Print all of the records. Exclude the images.
________________________________________
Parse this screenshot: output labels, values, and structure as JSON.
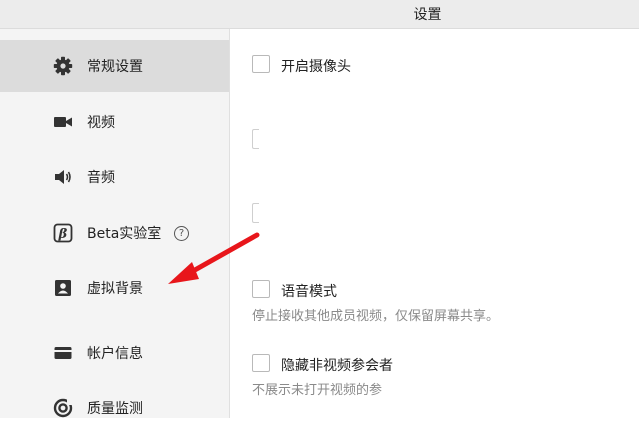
{
  "window": {
    "title": "设置"
  },
  "sidebar": {
    "items": [
      {
        "label": "常规设置",
        "icon": "gear-icon",
        "active": true
      },
      {
        "label": "视频",
        "icon": "video-camera-icon"
      },
      {
        "label": "音频",
        "icon": "speaker-icon"
      },
      {
        "label": "Beta实验室",
        "icon": "beta-icon",
        "help": "?"
      },
      {
        "label": "虚拟背景",
        "icon": "person-portrait-icon"
      },
      {
        "label": "帐户信息",
        "icon": "card-icon"
      },
      {
        "label": "质量监测",
        "icon": "monitor-gauge-icon"
      }
    ]
  },
  "main": {
    "options": [
      {
        "label": "开启摄像头",
        "checked": false
      },
      {
        "label": "语音模式",
        "description": "停止接收其他成员视频，仅保留屏幕共享。",
        "checked": false
      },
      {
        "label": "隐藏非视频参会者",
        "description": "不展示未打开视频的参",
        "checked": false
      }
    ]
  },
  "colors": {
    "annotation_arrow": "#e8161b",
    "active_item_bg": "#dcdcdc"
  }
}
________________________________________
THE COMPLETED TASK »
Parse this screenshot: output labels, values, and structure as JSON.
{
  "window": {
    "title": "设置"
  },
  "sidebar": {
    "items": [
      {
        "label": "常规设置",
        "icon": "gear-icon",
        "active": true
      },
      {
        "label": "视频",
        "icon": "video-camera-icon"
      },
      {
        "label": "音频",
        "icon": "speaker-icon"
      },
      {
        "label": "Beta实验室",
        "icon": "beta-icon",
        "help": "?"
      },
      {
        "label": "虚拟背景",
        "icon": "person-portrait-icon"
      },
      {
        "label": "帐户信息",
        "icon": "card-icon"
      },
      {
        "label": "质量监测",
        "icon": "monitor-gauge-icon"
      }
    ]
  },
  "main": {
    "options": [
      {
        "label": "开启摄像头",
        "checked": false
      },
      {
        "label": "语音模式",
        "description": "停止接收其他成员视频，仅保留屏幕共享。",
        "checked": false
      },
      {
        "label": "隐藏非视频参会者",
        "description": "不展示未打开视频的参",
        "checked": false
      }
    ]
  },
  "colors": {
    "annotation_arrow": "#e8161b",
    "active_item_bg": "#dcdcdc"
  }
}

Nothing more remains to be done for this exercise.